    • Knight is in the foreground on the left, which balances the figure of the model to the right. 
    • Her presence in the foreground helps create a sense of perspective The arrangement of people or objects in a painting or photograph. . She is larger than the model as she is closer to us.   
    • The bright, bold reds and oranges make the painting look vibrant. 
    • The strong red of Knight’s cardigan and the bright orangey-red of the backcloth contrast with the pale colours used to paint the Nude A human figure that is not wearing any clothes. figure, providing balance.
    • Knight makes the model’s skin and flesh look realistic through her use of more subtle colours. The dabs of pink on the model’s bottom, for example, make it look as if she has been sitting down or has just removed her clothes. She looks like a real person rather than the idealised ‘nude’ seen in traditional art.
    • Knight’s black hat and shadowed face are silhouetted against the pale wall, immediately drawing our attention to her. 
    • The painting is a relaxed scene of two women working. One is painting and the other is working as a model.
    • It is also an intimate picture of two friends.
    • They seem comfortable in each other’s company and focussed on the job in hand – making art.  
My inner self continues to say even today – go on, keep on trying something different.
Laura Knight speaking towards the end of her life, aged about 90.

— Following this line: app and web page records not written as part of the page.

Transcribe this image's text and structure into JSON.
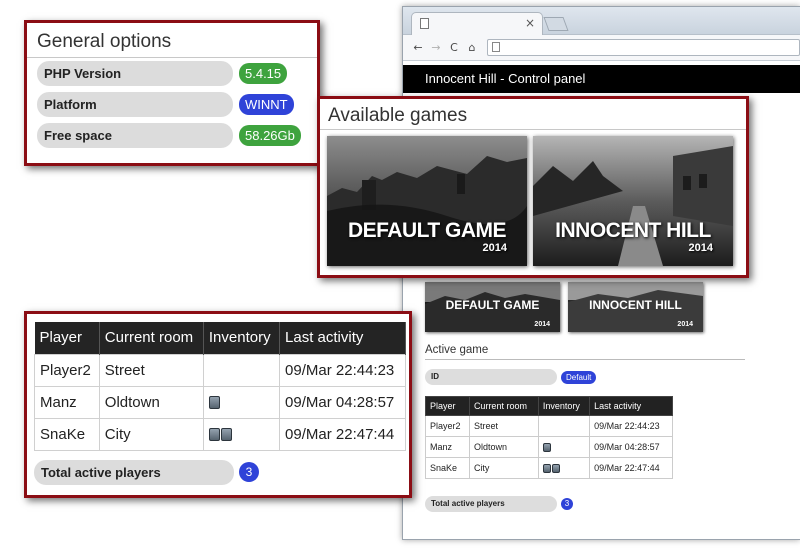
{
  "browser": {
    "tab_close": "×",
    "nav": {
      "back": "←",
      "forward": "→",
      "reload": "C",
      "home": "⌂"
    },
    "header_title": "Innocent Hill - Control panel"
  },
  "general_options": {
    "title": "General options",
    "rows": [
      {
        "label": "PHP Version",
        "value": "5.4.15",
        "color": "#3ea33e"
      },
      {
        "label": "Platform",
        "value": "WINNT",
        "color": "#2f43d8"
      },
      {
        "label": "Free space",
        "value": "58.26Gb",
        "color": "#3ea33e"
      }
    ]
  },
  "available_games": {
    "title": "Available games",
    "games": [
      {
        "title": "DEFAULT GAME",
        "year": "2014"
      },
      {
        "title": "INNOCENT HILL",
        "year": "2014"
      }
    ]
  },
  "active_game": {
    "section_title": "Active game",
    "id_label": "ID",
    "id_value": "Default"
  },
  "players": {
    "columns": [
      "Player",
      "Current room",
      "Inventory",
      "Last activity"
    ],
    "rows": [
      {
        "player": "Player2",
        "room": "Street",
        "inventory_count": 0,
        "last_activity": "09/Mar 22:44:23"
      },
      {
        "player": "Manz",
        "room": "Oldtown",
        "inventory_count": 1,
        "last_activity": "09/Mar 04:28:57"
      },
      {
        "player": "SnaKe",
        "room": "City",
        "inventory_count": 2,
        "last_activity": "09/Mar 22:47:44"
      }
    ],
    "total_label": "Total active players",
    "total_value": "3"
  },
  "colors": {
    "callout_border": "#8b0d14",
    "green_badge": "#3ea33e",
    "blue_badge": "#2f43d8"
  },
  "icons": [
    "page-icon",
    "close-icon",
    "back-icon",
    "forward-icon",
    "reload-icon",
    "home-icon",
    "inventory-item-icon"
  ]
}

Who was Laura Knight?

  • Laura Knight was born in Derbyshire. She lived with her mother, grandmother and great-grandmother.
  • Her mother taught art to local children. As a strong working woman, she was an important role model for Knight from an early age.
  • Knight went to Nottingham School of Art aged just 13 – the youngest student the school had ever had.
  • She was interested in experiencing and painting modern life, often focussing on working women. She travelled around the country to find and paint her subjects, including touring with a circus.
  • During the Second World War, Knight worked as an official War artist A select group of artists who were employed or commissioned by the government to produce works of art during war. . She painted women working in the armed forces and other wartime roles.
  • After the war ended, she painted the trials of former Nazi Belonging to or connected with the National Socialist Party, which controlled Germany from 1933 to 1945. leaders in Nuremberg in Germany, providing an important insight into this significant moment in history.
  • Her success as an artist was recognised in her lifetime. She was made a Dame A title given to a woman by the British king or queen, awarded for a special achievement. in 1929 and was elected to the Royal Academy of Arts A British institution headed by well-known artists who are elected as members. Its building in London houses an art school and space for exhibitions. in 1936.

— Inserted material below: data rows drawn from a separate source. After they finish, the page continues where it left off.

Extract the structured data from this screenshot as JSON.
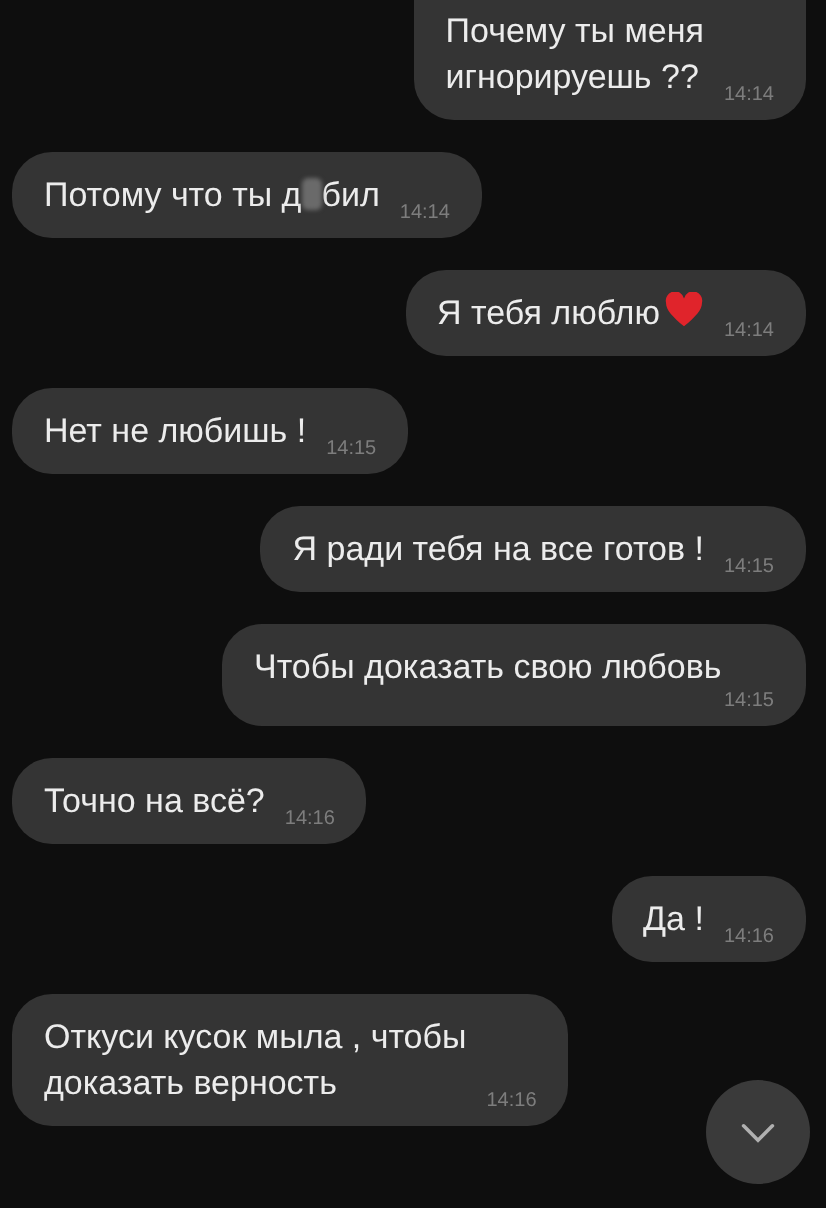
{
  "messages": [
    {
      "kind": "outgoing",
      "lines": [
        "Почему ты меня",
        "игнорируешь ??"
      ],
      "time": "14:14"
    },
    {
      "kind": "incoming",
      "lines": [
        "Потому что ты д"
      ],
      "lines_after": "бил",
      "censored": true,
      "time": "14:14"
    },
    {
      "kind": "outgoing",
      "lines": [
        "Я тебя люблю"
      ],
      "heart": true,
      "time": "14:14"
    },
    {
      "kind": "incoming",
      "lines": [
        "Нет не любишь !"
      ],
      "time": "14:15"
    },
    {
      "kind": "outgoing",
      "lines": [
        "Я ради тебя на все готов !"
      ],
      "time": "14:15"
    },
    {
      "kind": "outgoing",
      "lines": [
        "Чтобы доказать свою любовь"
      ],
      "time": "14:15"
    },
    {
      "kind": "incoming",
      "lines": [
        "Точно на всё?"
      ],
      "time": "14:16"
    },
    {
      "kind": "outgoing",
      "lines": [
        "Да !"
      ],
      "time": "14:16"
    },
    {
      "kind": "incoming",
      "lines": [
        "Откуси кусок мыла , чтобы",
        "доказать верность"
      ],
      "time": "14:16"
    }
  ],
  "scroll_down_button": true
}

Why is this portrait significant?

  • The scale and confidence of the painting is unique for a self-portrait by a woman of this period. It reflects Knight’s confidence as a highly skilled artist at the beginning of a brilliant career.
  • By showing herself painting a Nude A human figure that is not wearing any clothes. , Knight is making a defiant statement about herself and her work.
  • Throughout art history, the male Gaze The relationship of looking between sitter, artist and viewer. has influenced how women’s bodies have been represented. Male artists have generally painted female nudes for male viewers. 
  • The nude in Knight’s self-portrait is very different. She is shown as human – a naked woman, a friend of the artist, not an objectified female body presented for male scrutiny and pleasure.

Questions

  1. What is your impression of Laura Knight from this self-portrait? Why do you think this?
  1. How did Laura Knight challenge the male-dominated art establishment with this self-portrait?
  1. How might Laura Knight’s self-portrait inspire your artwork?